─── Provided records ───
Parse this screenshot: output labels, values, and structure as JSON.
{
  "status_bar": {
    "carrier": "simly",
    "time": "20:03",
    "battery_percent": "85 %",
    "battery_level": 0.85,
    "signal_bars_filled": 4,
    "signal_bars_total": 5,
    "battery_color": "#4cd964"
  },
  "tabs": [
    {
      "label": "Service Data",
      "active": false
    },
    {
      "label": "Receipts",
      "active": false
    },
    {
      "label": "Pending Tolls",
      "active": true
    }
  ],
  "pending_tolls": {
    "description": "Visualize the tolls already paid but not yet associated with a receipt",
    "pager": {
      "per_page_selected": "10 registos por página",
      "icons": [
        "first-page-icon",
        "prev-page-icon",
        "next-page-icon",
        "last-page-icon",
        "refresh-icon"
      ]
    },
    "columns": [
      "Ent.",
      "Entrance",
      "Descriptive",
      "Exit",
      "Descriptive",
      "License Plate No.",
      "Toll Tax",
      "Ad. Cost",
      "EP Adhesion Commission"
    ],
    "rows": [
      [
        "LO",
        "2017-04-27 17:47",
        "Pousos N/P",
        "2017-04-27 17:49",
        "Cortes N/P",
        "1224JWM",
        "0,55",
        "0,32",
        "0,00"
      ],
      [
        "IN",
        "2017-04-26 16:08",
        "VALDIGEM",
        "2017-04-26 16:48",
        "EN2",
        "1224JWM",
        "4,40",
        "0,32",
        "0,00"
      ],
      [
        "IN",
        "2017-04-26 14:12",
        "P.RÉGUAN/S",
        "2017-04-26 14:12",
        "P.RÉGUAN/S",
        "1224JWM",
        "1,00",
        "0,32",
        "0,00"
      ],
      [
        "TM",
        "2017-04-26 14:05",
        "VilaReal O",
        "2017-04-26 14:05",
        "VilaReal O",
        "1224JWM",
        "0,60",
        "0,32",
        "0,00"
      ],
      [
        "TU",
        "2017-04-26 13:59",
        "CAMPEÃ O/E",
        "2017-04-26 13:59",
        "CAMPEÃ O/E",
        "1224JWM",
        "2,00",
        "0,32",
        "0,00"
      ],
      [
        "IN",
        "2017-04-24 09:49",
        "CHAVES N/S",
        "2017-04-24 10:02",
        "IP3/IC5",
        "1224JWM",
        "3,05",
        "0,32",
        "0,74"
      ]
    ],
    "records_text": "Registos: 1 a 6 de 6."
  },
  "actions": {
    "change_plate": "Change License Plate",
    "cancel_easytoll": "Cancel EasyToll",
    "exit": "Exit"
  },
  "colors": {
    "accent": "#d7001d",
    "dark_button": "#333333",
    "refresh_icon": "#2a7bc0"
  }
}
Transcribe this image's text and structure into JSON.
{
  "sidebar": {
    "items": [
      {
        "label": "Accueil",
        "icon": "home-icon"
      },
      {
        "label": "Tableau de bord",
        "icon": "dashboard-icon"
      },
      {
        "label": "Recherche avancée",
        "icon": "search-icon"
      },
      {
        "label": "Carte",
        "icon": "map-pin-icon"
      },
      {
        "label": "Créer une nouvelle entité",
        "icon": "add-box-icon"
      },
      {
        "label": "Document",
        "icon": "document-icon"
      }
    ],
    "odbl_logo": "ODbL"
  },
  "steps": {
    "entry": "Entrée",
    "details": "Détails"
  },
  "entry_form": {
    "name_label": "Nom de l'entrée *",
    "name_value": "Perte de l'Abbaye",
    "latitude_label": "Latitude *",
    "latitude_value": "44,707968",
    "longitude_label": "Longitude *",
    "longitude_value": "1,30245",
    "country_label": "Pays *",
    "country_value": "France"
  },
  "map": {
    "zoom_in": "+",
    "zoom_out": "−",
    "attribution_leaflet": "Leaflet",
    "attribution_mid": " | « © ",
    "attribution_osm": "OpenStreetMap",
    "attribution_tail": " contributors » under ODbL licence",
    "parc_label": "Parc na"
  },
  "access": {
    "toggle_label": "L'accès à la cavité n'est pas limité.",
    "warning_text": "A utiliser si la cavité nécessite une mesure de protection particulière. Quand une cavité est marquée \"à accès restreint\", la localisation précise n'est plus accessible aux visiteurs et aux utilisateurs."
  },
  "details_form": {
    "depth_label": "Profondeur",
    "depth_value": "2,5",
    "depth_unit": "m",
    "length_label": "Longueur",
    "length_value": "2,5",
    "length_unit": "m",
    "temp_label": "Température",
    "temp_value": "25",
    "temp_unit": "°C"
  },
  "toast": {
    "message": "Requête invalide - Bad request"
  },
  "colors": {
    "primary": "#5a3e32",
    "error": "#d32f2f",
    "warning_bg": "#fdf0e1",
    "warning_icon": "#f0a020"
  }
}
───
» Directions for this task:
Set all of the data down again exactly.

» Result of this task:
Parse this screenshot: output labels, values, and structure as JSON.
{
  "status_bar": {
    "carrier": "simly",
    "time": "20:03",
    "battery_percent": "85 %",
    "battery_level": 0.85,
    "signal_bars_filled": 4,
    "signal_bars_total": 5,
    "battery_color": "#4cd964"
  },
  "tabs": [
    {
      "label": "Service Data",
      "active": false
    },
    {
      "label": "Receipts",
      "active": false
    },
    {
      "label": "Pending Tolls",
      "active": true
    }
  ],
  "pending_tolls": {
    "description": "Visualize the tolls already paid but not yet associated with a receipt",
    "pager": {
      "per_page_selected": "10 registos por página",
      "icons": [
        "first-page-icon",
        "prev-page-icon",
        "next-page-icon",
        "last-page-icon",
        "refresh-icon"
      ]
    },
    "columns": [
      "Ent.",
      "Entrance",
      "Descriptive",
      "Exit",
      "Descriptive",
      "License Plate No.",
      "Toll Tax",
      "Ad. Cost",
      "EP Adhesion Commission"
    ],
    "rows": [
      [
        "LO",
        "2017-04-27 17:47",
        "Pousos N/P",
        "2017-04-27 17:49",
        "Cortes N/P",
        "1224JWM",
        "0,55",
        "0,32",
        "0,00"
      ],
      [
        "IN",
        "2017-04-26 16:08",
        "VALDIGEM",
        "2017-04-26 16:48",
        "EN2",
        "1224JWM",
        "4,40",
        "0,32",
        "0,00"
      ],
      [
        "IN",
        "2017-04-26 14:12",
        "P.RÉGUAN/S",
        "2017-04-26 14:12",
        "P.RÉGUAN/S",
        "1224JWM",
        "1,00",
        "0,32",
        "0,00"
      ],
      [
        "TM",
        "2017-04-26 14:05",
        "VilaReal O",
        "2017-04-26 14:05",
        "VilaReal O",
        "1224JWM",
        "0,60",
        "0,32",
        "0,00"
      ],
      [
        "TU",
        "2017-04-26 13:59",
        "CAMPEÃ O/E",
        "2017-04-26 13:59",
        "CAMPEÃ O/E",
        "1224JWM",
        "2,00",
        "0,32",
        "0,00"
      ],
      [
        "IN",
        "2017-04-24 09:49",
        "CHAVES N/S",
        "2017-04-24 10:02",
        "IP3/IC5",
        "1224JWM",
        "3,05",
        "0,32",
        "0,74"
      ]
    ],
    "records_text": "Registos: 1 a 6 de 6."
  },
  "actions": {
    "change_plate": "Change License Plate",
    "cancel_easytoll": "Cancel EasyToll",
    "exit": "Exit"
  },
  "colors": {
    "accent": "#d7001d",
    "dark_button": "#333333",
    "refresh_icon": "#2a7bc0"
  }
}
Transcribe this image's text and structure into JSON.
{
  "sidebar": {
    "items": [
      {
        "label": "Accueil",
        "icon": "home-icon"
      },
      {
        "label": "Tableau de bord",
        "icon": "dashboard-icon"
      },
      {
        "label": "Recherche avancée",
        "icon": "search-icon"
      },
      {
        "label": "Carte",
        "icon": "map-pin-icon"
      },
      {
        "label": "Créer une nouvelle entité",
        "icon": "add-box-icon"
      },
      {
        "label": "Document",
        "icon": "document-icon"
      }
    ],
    "odbl_logo": "ODbL"
  },
  "steps": {
    "entry": "Entrée",
    "details": "Détails"
  },
  "entry_form": {
    "name_label": "Nom de l'entrée *",
    "name_value": "Perte de l'Abbaye",
    "latitude_label": "Latitude *",
    "latitude_value": "44,707968",
    "longitude_label": "Longitude *",
    "longitude_value": "1,30245",
    "country_label": "Pays *",
    "country_value": "France"
  },
  "map": {
    "zoom_in": "+",
    "zoom_out": "−",
    "attribution_leaflet": "Leaflet",
    "attribution_mid": " | « © ",
    "attribution_osm": "OpenStreetMap",
    "attribution_tail": " contributors » under ODbL licence",
    "parc_label": "Parc na"
  },
  "access": {
    "toggle_label": "L'accès à la cavité n'est pas limité.",
    "warning_text": "A utiliser si la cavité nécessite une mesure de protection particulière. Quand une cavité est marquée \"à accès restreint\", la localisation précise n'est plus accessible aux visiteurs et aux utilisateurs."
  },
  "details_form": {
    "depth_label": "Profondeur",
    "depth_value": "2,5",
    "depth_unit": "m",
    "length_label": "Longueur",
    "length_value": "2,5",
    "length_unit": "m",
    "temp_label": "Température",
    "temp_value": "25",
    "temp_unit": "°C"
  },
  "toast": {
    "message": "Requête invalide - Bad request"
  },
  "colors": {
    "primary": "#5a3e32",
    "error": "#d32f2f",
    "warning_bg": "#fdf0e1",
    "warning_icon": "#f0a020"
  }
}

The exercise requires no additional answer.